[Excerpts from an interface dataset]

╭──

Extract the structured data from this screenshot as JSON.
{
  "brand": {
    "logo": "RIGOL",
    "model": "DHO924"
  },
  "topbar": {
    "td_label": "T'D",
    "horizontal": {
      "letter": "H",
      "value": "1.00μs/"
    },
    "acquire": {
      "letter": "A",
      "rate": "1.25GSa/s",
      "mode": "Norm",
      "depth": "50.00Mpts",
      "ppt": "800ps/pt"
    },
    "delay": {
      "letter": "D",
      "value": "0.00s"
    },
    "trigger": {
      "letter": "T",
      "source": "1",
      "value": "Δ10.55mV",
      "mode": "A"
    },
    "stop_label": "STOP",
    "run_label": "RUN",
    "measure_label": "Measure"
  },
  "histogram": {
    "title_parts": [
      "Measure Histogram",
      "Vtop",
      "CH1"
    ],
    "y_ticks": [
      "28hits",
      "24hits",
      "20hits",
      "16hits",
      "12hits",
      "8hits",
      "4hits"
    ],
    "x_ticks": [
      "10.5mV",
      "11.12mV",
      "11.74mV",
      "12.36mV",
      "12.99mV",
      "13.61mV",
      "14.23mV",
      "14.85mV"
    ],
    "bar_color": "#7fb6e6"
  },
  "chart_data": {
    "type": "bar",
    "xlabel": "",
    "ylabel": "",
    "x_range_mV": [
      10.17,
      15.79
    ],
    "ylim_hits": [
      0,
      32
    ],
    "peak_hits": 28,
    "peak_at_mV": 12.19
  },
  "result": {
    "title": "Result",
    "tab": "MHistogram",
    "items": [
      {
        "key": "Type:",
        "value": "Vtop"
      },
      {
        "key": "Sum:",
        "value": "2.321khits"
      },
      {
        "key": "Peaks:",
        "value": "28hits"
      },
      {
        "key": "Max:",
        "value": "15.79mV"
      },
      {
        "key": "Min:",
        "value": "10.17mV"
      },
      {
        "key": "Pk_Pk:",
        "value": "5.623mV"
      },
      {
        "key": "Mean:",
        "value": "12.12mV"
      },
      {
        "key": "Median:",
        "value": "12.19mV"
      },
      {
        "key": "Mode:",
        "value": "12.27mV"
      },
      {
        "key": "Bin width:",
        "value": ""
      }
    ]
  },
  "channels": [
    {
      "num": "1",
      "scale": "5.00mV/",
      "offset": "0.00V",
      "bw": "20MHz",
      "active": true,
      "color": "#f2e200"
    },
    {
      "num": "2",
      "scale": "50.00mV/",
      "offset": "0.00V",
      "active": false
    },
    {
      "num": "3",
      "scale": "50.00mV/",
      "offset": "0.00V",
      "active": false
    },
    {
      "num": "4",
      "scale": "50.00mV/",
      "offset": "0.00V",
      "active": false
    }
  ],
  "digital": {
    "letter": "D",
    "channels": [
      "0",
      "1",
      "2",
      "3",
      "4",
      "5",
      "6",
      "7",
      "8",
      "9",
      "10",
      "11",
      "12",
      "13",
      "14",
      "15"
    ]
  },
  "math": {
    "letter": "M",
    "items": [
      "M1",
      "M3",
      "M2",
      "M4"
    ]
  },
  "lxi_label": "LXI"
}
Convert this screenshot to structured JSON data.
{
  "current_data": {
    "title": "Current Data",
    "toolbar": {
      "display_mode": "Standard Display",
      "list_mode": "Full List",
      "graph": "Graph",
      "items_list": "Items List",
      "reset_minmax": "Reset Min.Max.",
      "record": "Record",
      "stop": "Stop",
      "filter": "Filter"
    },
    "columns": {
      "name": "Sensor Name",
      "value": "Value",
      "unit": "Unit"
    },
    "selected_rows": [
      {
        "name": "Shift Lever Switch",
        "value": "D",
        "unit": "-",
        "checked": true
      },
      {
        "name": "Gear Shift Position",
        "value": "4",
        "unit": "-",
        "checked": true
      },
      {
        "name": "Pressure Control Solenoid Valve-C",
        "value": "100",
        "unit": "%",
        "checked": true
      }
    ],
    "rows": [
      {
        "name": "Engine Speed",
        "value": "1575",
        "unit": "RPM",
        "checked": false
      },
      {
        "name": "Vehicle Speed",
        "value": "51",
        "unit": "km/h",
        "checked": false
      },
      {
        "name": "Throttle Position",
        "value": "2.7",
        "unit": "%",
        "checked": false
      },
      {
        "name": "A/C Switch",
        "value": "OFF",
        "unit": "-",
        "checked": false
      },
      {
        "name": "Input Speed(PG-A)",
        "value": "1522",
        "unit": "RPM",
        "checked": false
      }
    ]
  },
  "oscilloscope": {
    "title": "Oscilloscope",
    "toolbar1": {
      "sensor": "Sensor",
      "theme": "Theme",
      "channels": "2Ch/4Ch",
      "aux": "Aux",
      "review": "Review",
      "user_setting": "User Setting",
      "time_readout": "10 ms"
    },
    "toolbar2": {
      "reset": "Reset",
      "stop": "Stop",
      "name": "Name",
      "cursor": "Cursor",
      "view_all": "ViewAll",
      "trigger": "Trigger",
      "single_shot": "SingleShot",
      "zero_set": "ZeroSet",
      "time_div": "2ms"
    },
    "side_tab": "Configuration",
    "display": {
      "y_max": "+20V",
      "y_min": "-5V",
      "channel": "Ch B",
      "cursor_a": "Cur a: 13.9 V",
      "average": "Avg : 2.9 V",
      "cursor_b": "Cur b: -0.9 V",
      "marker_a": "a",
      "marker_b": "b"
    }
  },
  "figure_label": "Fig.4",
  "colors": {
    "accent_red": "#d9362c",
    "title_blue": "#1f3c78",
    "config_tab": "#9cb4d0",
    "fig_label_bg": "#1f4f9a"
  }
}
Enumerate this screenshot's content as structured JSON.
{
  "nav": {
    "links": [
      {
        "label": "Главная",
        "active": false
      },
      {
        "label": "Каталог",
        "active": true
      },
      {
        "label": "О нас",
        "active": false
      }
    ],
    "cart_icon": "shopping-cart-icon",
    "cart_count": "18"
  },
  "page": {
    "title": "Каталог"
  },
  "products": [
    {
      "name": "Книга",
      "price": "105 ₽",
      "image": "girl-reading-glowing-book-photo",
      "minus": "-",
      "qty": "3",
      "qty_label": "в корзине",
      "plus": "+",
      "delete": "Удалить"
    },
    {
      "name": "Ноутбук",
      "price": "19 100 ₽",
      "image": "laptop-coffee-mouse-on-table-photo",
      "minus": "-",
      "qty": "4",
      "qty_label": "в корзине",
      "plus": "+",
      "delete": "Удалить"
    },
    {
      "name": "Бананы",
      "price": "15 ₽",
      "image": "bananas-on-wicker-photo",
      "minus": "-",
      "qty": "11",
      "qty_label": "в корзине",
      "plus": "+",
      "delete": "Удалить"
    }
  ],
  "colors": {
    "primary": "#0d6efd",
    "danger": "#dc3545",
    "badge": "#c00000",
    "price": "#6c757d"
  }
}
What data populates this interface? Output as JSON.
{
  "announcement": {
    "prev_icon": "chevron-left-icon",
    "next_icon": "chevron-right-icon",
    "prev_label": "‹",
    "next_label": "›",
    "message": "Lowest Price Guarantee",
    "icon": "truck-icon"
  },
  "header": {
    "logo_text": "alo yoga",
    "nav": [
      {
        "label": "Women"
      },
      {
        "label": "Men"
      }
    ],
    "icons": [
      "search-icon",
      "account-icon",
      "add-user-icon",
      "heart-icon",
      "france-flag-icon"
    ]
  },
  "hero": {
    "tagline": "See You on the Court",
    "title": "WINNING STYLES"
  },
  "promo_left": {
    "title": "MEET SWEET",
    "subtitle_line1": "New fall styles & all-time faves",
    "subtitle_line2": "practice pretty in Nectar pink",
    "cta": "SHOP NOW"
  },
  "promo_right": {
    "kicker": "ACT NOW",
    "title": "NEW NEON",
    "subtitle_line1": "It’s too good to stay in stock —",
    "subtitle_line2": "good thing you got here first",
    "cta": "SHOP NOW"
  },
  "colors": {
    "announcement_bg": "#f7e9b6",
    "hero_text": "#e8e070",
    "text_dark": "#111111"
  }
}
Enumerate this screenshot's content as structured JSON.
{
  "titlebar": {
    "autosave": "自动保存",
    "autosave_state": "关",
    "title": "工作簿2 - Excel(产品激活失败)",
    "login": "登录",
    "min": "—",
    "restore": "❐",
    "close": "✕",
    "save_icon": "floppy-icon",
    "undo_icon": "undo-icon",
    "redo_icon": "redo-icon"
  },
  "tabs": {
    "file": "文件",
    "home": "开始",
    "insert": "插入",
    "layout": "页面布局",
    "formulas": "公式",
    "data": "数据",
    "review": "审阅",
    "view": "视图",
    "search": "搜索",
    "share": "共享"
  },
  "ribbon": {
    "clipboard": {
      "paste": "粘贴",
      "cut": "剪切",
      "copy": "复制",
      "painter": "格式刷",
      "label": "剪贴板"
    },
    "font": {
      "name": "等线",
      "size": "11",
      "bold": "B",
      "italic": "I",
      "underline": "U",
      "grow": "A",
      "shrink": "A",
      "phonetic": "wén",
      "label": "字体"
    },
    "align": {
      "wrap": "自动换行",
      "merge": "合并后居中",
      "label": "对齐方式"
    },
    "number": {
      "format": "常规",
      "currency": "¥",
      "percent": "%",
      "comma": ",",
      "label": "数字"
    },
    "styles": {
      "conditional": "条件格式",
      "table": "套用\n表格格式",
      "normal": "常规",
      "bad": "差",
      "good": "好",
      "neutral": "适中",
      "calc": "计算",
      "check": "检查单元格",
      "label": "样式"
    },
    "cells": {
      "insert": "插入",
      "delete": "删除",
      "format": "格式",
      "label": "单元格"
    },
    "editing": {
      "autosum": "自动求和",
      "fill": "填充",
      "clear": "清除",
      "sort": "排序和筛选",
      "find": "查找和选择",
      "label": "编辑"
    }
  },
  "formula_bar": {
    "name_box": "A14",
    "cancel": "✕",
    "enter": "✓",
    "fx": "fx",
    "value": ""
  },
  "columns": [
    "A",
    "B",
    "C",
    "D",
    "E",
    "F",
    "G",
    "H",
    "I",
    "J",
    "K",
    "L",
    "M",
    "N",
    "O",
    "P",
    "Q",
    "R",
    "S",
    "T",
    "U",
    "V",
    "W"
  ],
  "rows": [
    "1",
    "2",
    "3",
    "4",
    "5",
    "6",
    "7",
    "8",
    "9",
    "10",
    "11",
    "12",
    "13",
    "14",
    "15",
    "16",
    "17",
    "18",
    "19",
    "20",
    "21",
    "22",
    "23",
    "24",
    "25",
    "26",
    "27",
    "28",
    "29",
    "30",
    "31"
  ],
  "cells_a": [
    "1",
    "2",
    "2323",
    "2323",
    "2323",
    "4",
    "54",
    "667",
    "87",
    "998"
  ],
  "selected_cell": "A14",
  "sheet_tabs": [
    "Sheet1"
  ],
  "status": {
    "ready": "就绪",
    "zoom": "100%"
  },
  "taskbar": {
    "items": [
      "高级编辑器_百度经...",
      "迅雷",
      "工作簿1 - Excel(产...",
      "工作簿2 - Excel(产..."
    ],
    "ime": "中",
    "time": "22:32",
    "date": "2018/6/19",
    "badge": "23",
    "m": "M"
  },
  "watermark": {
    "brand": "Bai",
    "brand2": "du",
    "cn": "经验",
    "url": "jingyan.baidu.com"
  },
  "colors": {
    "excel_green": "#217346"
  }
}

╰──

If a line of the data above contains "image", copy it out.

ANSWER BELOW -
      "image": "girl-reading-glowing-book-photo",
      "image": "laptop-coffee-mouse-on-table-photo",
      "image": "bananas-on-wicker-photo",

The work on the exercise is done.